… filling key posts in the Executive Branch that remain empty more than 14 months after Obama was inaugurated. After all, there will be thousands and thousands of new regulations to be written and administered. But no one has yet been named to head the Centers for Medicare and Medicaid Services, the huge agency that runs those two programs. And Senate Republicans have held up the nomination of Columbia University professor Sherry Glied for the important post of Assistant Secretary for Planning and Evaluation at the Department of Health and Human Services. Congressman George Miller, chairman of the House Committee on Education and Labor, grouses that the Administration “is going to have to be more aggressive. They have not been aggressive enough on the appointments process.”

Today, the NYT’s Robert Pear reports the Administration has settled on someone to run the agency that runs Medicare and Medicaid. The early reviews are good:

WASHINGTON — President Obama will soon name Dr. Donald M. Berwick, an iconoclastic scholar of health policy, to run Medicare and Medicaid, the programs that serve nearly one-third of all Americans, administration officials said Saturday.

Dr. Berwick, a pediatrician, is president of the Institute for Healthcare Improvement in Cambridge, Mass. He has repeatedly challenged doctors and hospitals to provide better care at a lower cost. He says the government and insurers can increase the quality and efficiency of care by basing payments on the value of services, not the volume.

Mr. Obama plans to nominate Dr. Berwick to be administrator of the Centers for Medicare and Medicaid Services, a unit of the Department of Health and Human Services that has been without a permanent chief since October 2006, when Dr. Mark B. McClellan stepped down.

If confirmed by the Senate, Dr. Berwick would have a huge plate of responsibilities under the new health care law.

The law, signed Tuesday by Mr. Obama, will expand Medicaid to cover 16 million more people, squeeze nearly a half-trillion dollars out of Medicare in the next 10 years and establish many demonstration projects to test innovative ways of delivering health care.

Dr. Berwick’s nomination would be subject to Senate confirmation. Senators would almost surely use a confirmation hearing as a forum to debate the merits of the new health care law and to investigate how the administration plans to carry it out.

Steven D. Findlay, a health policy analyst at Consumers Union, said: “This would be a spectacular appointment. Don has been an intellectual force in health care for decades. He helped forge many ideas incorporated in the new health care law.”

As examples, Mr. Findlay cited provisions of the law intended to reduce readmissions to hospitals, prevent hospital-acquired infections and hold doctors and hospitals more accountable.

Dr. Elliott S. Fisher, director of the Center for Health Policy Research at Dartmouth Medical School, said Dr. Berwick was “a visionary leader who can motivate people to change.”

The early reaction from Hill Republicans is wary, judging by this statement from Senator Charles Grassley, ranking Republican on the Finance Committee, which will handle the appointment:

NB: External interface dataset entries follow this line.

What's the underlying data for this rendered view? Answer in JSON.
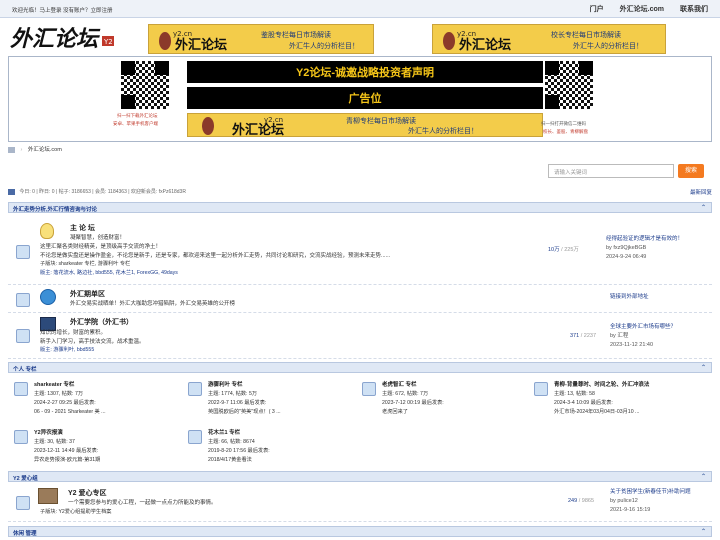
{
  "topbar": {
    "login_text": "欢迎光临！马上登录    没有账户？立即注册",
    "nav": [
      "门户",
      "外汇论坛.com",
      "联系我们"
    ]
  },
  "logo": {
    "text": "外汇论坛"
  },
  "banners": [
    {
      "brand": "y2.cn",
      "line1": "鉴股专栏每日市场解读",
      "line2": "外汇牛人的分析栏目！"
    },
    {
      "brand": "y2.cn",
      "line1": "校长专栏每日市场解读",
      "line2": "外汇牛人的分析栏目！"
    }
  ],
  "ad": {
    "left_qr_caption": "扫一扫下载外汇论坛",
    "left_qr_caption2": "安卓、苹果手机客户端",
    "right_qr_caption": "扫一扫打开微信二维码",
    "right_qr_caption2": "校长、鉴股、青柳解盘",
    "headline": "Y2论坛-诚邀战略投资者声明",
    "slot": "广告位",
    "banner_brand": "y2.cn",
    "banner_line1": "青柳专栏每日市场解读",
    "banner_line2": "外汇牛人的分析栏目！"
  },
  "breadcrumb": {
    "home_icon": "home-icon",
    "text": "外汇论坛.com"
  },
  "search": {
    "placeholder": "请输入关键词",
    "button": "搜索"
  },
  "stats": {
    "text": "今日: 0 | 昨日: 0 | 帖子: 3186653 | 会员: 1184363 | 欢迎新会员: fxPz618d3R"
  },
  "latest_label": "最新回复",
  "categories": [
    {
      "title": "外汇走势分析,外汇行情咨询与讨论",
      "forums": [
        {
          "name": "主 论 坛",
          "desc1": "凝聚智慧，创造财富！",
          "desc2": "这里汇聚各类财经精英，是顶级高手交流的净土！",
          "desc3": "不论您是做实盘还是操作盈金，不论您是新手，还是专家，都欢迎来这里一起分析外汇走势，共同讨论和研究，交流实战经验，预测未来走势......",
          "sub": "子版块: sharkeater 专栏, 游骤利叶 专栏",
          "mods": "版主: 落花流水, 路边社, bbd555, 花木兰1, ForexGG, 49days",
          "count": "10万",
          "count_sub": "/ 225万",
          "last_title": "经得起验证的逻辑才是有效的！",
          "last_by": "by fxz9QjkeBGB",
          "last_time": "2024-9-24 06:49"
        },
        {
          "name": "外汇期单区",
          "desc1": "外汇交易实战晒单！外汇大咖助您冲猎陷阱，外汇交易英雄的公开榜",
          "last_title": "链接到外部地址"
        },
        {
          "name": "外汇学院（外汇书）",
          "desc1": "知识的增长，财富的累积。",
          "desc2": "新手入门学习，高手技法交流，战术重温。",
          "mods": "版主: 游骤利叶, bbd555",
          "count": "371",
          "count_sub": "/ 2237",
          "last_title": "全球主要外汇市场有哪些？",
          "last_by": "by 汇程",
          "last_time": "2023-11-12 21:40"
        }
      ]
    },
    {
      "title": "个人 专栏",
      "cells": [
        {
          "name": "sharkeater 专栏",
          "l1": "主题: 1307, 帖数: 7万",
          "l2": "2024-2-27 09:25 最后发表:",
          "l3": "06 - 09 - 2021 Sharkeater 美 ..."
        },
        {
          "name": "游骤利叶 专栏",
          "l1": "主题: 1774, 帖数: 5万",
          "l2": "2022-9-7 11:06 最后发表:",
          "l3": "英国脱欧后的\"英美\"现点！( 3 ..."
        },
        {
          "name": "老虎智汇 专栏",
          "l1": "主题: 672, 帖数: 7万",
          "l2": "2023-7-12 00:19 最后发表:",
          "l3": "老虎回来了"
        },
        {
          "name": "青柳-背量尊时、时间之轮、外汇冲浪法",
          "l1": "主题: 13, 帖数: 58",
          "l2": "2024-3-4 10:09 最后发表:",
          "l3": "外汇市场-2024年03月04日-03月10 ..."
        },
        {
          "name": "Y2异农报演",
          "l1": "主题: 30, 帖数: 37",
          "l2": "2023-12-11 14:49 最后发表:",
          "l3": "异农走势报演-欧元篇-第31期"
        },
        {
          "name": "花木兰1 专栏",
          "l1": "主题: 66, 帖数: 8674",
          "l2": "2019-8-20 17:56 最后发表:",
          "l3": "2018/4/17黄金看法"
        }
      ]
    },
    {
      "title": "Y2 爱心组",
      "forums": [
        {
          "name": "Y2 爱心专区",
          "desc1": "一个需要您参与的爱心工程，一起做一点点力所能及的事情。",
          "sub": "子版块: Y2爱心组提助学生档案",
          "count": "249",
          "count_sub": "/ 9865",
          "last_title": "关于贫困学生(新春佳节)补助问题",
          "last_by": "by pulice12",
          "last_time": "2021-9-16 15:19"
        }
      ]
    },
    {
      "title": "休闲 管理"
    }
  ]
}
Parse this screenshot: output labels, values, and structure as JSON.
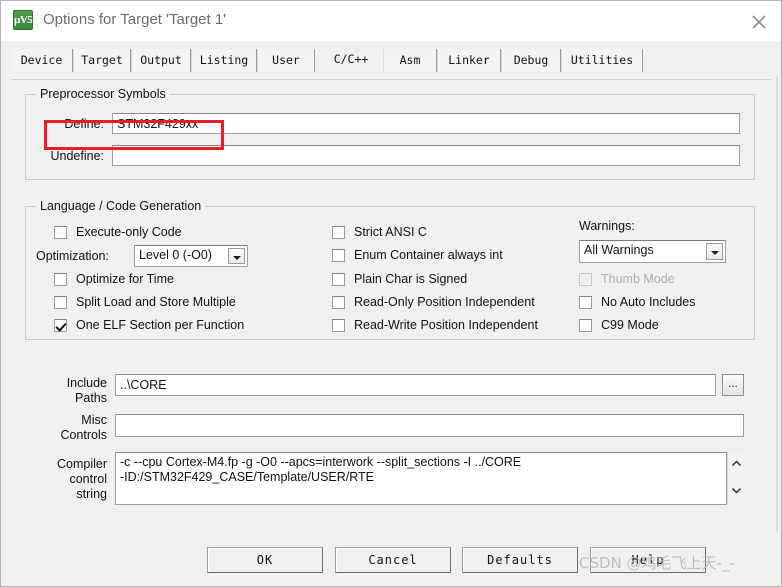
{
  "window": {
    "title": "Options for Target 'Target 1'",
    "app_icon": "uvision-icon",
    "app_icon_glyph": "µV5",
    "close_label": "close-icon"
  },
  "tabs": [
    {
      "label": "Device",
      "selected": false
    },
    {
      "label": "Target",
      "selected": false
    },
    {
      "label": "Output",
      "selected": false
    },
    {
      "label": "Listing",
      "selected": false
    },
    {
      "label": "User",
      "selected": false
    },
    {
      "label": "C/C++",
      "selected": true
    },
    {
      "label": "Asm",
      "selected": false
    },
    {
      "label": "Linker",
      "selected": false
    },
    {
      "label": "Debug",
      "selected": false
    },
    {
      "label": "Utilities",
      "selected": false
    }
  ],
  "preprocessor": {
    "legend": "Preprocessor Symbols",
    "define_label": "Define:",
    "define_value": "STM32F429xx",
    "define_placeholder": "",
    "undefine_label": "Undefine:",
    "undefine_value": "",
    "undefine_placeholder": ""
  },
  "language": {
    "legend": "Language / Code Generation",
    "left_options": [
      {
        "label": "Execute-only Code",
        "checked": false,
        "disabled": false
      },
      {
        "label": "Optimize for Time",
        "checked": false,
        "disabled": false
      },
      {
        "label": "Split Load and Store Multiple",
        "checked": false,
        "disabled": false
      },
      {
        "label": "One ELF Section per Function",
        "checked": true,
        "disabled": false
      }
    ],
    "optimization_label": "Optimization:",
    "optimization_value": "Level 0 (-O0)",
    "middle_options": [
      {
        "label": "Strict ANSI C",
        "checked": false,
        "disabled": false
      },
      {
        "label": "Enum Container always int",
        "checked": false,
        "disabled": false
      },
      {
        "label": "Plain Char is Signed",
        "checked": false,
        "disabled": false
      },
      {
        "label": "Read-Only Position Independent",
        "checked": false,
        "disabled": false
      },
      {
        "label": "Read-Write Position Independent",
        "checked": false,
        "disabled": false
      }
    ],
    "warnings_label": "Warnings:",
    "warnings_value": "All Warnings",
    "right_options": [
      {
        "label": "Thumb Mode",
        "checked": false,
        "disabled": true
      },
      {
        "label": "No Auto Includes",
        "checked": false,
        "disabled": false
      },
      {
        "label": "C99 Mode",
        "checked": false,
        "disabled": false
      }
    ]
  },
  "paths": {
    "include_label_line1": "Include",
    "include_label_line2": "Paths",
    "include_value": "..\\CORE",
    "browse_label": "...",
    "misc_label_line1": "Misc",
    "misc_label_line2": "Controls",
    "misc_value": "",
    "compiler_label_line1": "Compiler",
    "compiler_label_line2": "control",
    "compiler_label_line3": "string",
    "compiler_value": "-c --cpu Cortex-M4.fp -g -O0 --apcs=interwork --split_sections -I ../CORE\n-ID:/STM32F429_CASE/Template/USER/RTE"
  },
  "footer": {
    "ok_label": "OK",
    "cancel_label": "Cancel",
    "defaults_label": "Defaults",
    "help_label": "Help"
  },
  "annotations": {
    "highlight_color": "#ec1c24",
    "tab_highlight": "C/C++",
    "define_highlight": "Define: STM32F429xx"
  },
  "watermark": {
    "text": "CSDN @鸡毛飞上天-_-"
  }
}
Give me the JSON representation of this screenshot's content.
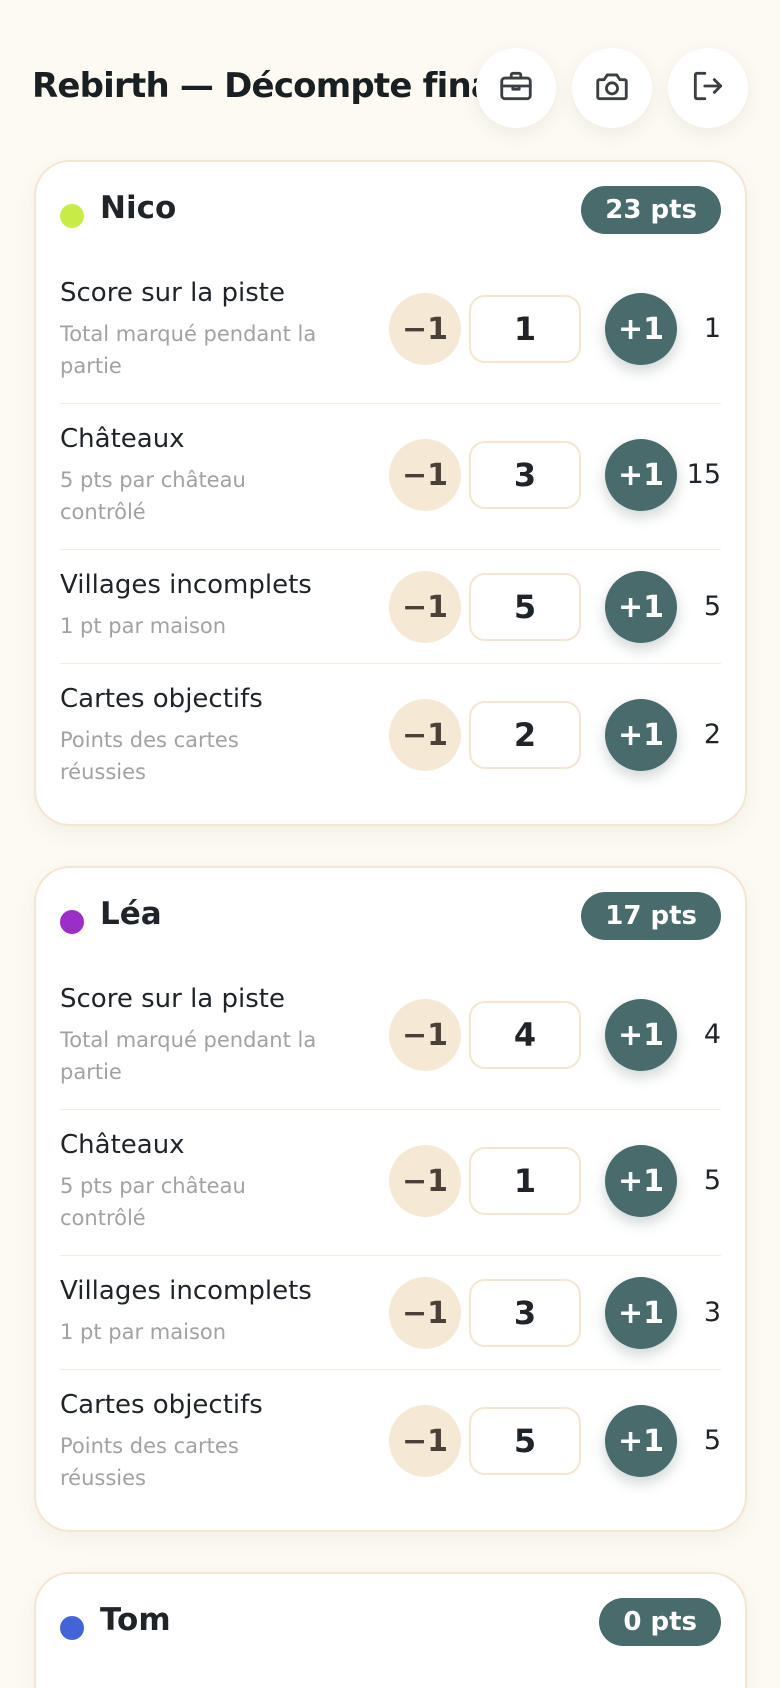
{
  "header": {
    "title": "Rebirth — Décompte final",
    "buttons": [
      {
        "icon": "briefcase-icon"
      },
      {
        "icon": "camera-icon"
      },
      {
        "icon": "logout-icon"
      }
    ]
  },
  "players": [
    {
      "name": "Nico",
      "color": "#c7ec45",
      "points": "23 pts",
      "rows": [
        {
          "label": "Score sur la piste",
          "sub": "Total marqué pendant la partie",
          "minus": "−1",
          "value": "1",
          "plus": "+1",
          "total": "1"
        },
        {
          "label": "Châteaux",
          "sub": "5 pts par château contrôlé",
          "minus": "−1",
          "value": "3",
          "plus": "+1",
          "total": "15"
        },
        {
          "label": "Villages incomplets",
          "sub": "1 pt par maison",
          "minus": "−1",
          "value": "5",
          "plus": "+1",
          "total": "5"
        },
        {
          "label": "Cartes objectifs",
          "sub": "Points des cartes réussies",
          "minus": "−1",
          "value": "2",
          "plus": "+1",
          "total": "2"
        }
      ]
    },
    {
      "name": "Léa",
      "color": "#9a2ec6",
      "points": "17 pts",
      "rows": [
        {
          "label": "Score sur la piste",
          "sub": "Total marqué pendant la partie",
          "minus": "−1",
          "value": "4",
          "plus": "+1",
          "total": "4"
        },
        {
          "label": "Châteaux",
          "sub": "5 pts par château contrôlé",
          "minus": "−1",
          "value": "1",
          "plus": "+1",
          "total": "5"
        },
        {
          "label": "Villages incomplets",
          "sub": "1 pt par maison",
          "minus": "−1",
          "value": "3",
          "plus": "+1",
          "total": "3"
        },
        {
          "label": "Cartes objectifs",
          "sub": "Points des cartes réussies",
          "minus": "−1",
          "value": "5",
          "plus": "+1",
          "total": "5"
        }
      ]
    },
    {
      "name": "Tom",
      "color": "#4264d6",
      "points": "0 pts"
    }
  ]
}
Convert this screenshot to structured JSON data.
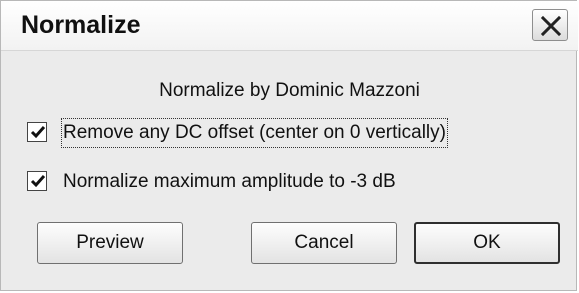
{
  "window": {
    "title": "Normalize",
    "close_icon": "close-icon"
  },
  "dialog": {
    "heading": "Normalize by Dominic Mazzoni",
    "options": [
      {
        "label": "Remove any DC offset (center on 0 vertically)",
        "checked": true
      },
      {
        "label": "Normalize maximum amplitude to -3 dB",
        "checked": true
      }
    ]
  },
  "buttons": {
    "preview": "Preview",
    "cancel": "Cancel",
    "ok": "OK"
  }
}
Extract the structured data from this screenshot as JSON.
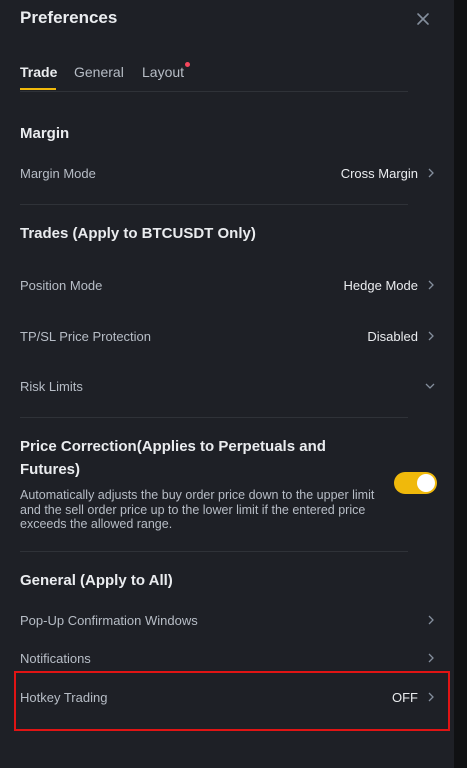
{
  "header": {
    "title": "Preferences",
    "close_icon": "close-icon"
  },
  "tabs": [
    {
      "label": "Trade",
      "active": true
    },
    {
      "label": "General",
      "active": false
    },
    {
      "label": "Layout",
      "active": false,
      "has_dot": true
    }
  ],
  "margin": {
    "title": "Margin",
    "rows": [
      {
        "label": "Margin Mode",
        "value": "Cross Margin"
      }
    ]
  },
  "trades": {
    "title": "Trades (Apply to BTCUSDT Only)",
    "rows": [
      {
        "label": "Position Mode",
        "value": "Hedge Mode"
      },
      {
        "label": "TP/SL Price Protection",
        "value": "Disabled"
      },
      {
        "label": "Risk Limits",
        "value": ""
      }
    ]
  },
  "price_correction": {
    "title": "Price Correction(Applies to Perpetuals and Futures)",
    "description": "Automatically adjusts the buy order price down to the upper limit and the sell order price up to the lower limit if the entered price exceeds the allowed range.",
    "enabled": true
  },
  "general": {
    "title": "General (Apply to All)",
    "rows": [
      {
        "label": "Pop-Up Confirmation Windows",
        "value": ""
      },
      {
        "label": "Notifications",
        "value": ""
      },
      {
        "label": "Hotkey Trading",
        "value": "OFF"
      }
    ]
  },
  "colors": {
    "accent": "#f0b90b",
    "background": "#1e2026",
    "highlight_border": "#e01414",
    "notification_dot": "#f6465d"
  }
}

“This is always a big job, but the administration of health care reform, which includes implementing the hundreds of billions of dollars in Medicare cuts and the biggest expansion of Medicaid in its history, will make it more challenging than ever. The Finance Committee vetting will need to explore the nominee’s preparedness for the enormous challenges that face the agency.”

I’m predicting a big fight–mostly, because pretty much everything is a big fight these days. But this is a job that needs to be filled, so it will be unfortunate if this nomination turns into a relitigation of the entire health care debate, rather than focusing on Berwick’s qualifications.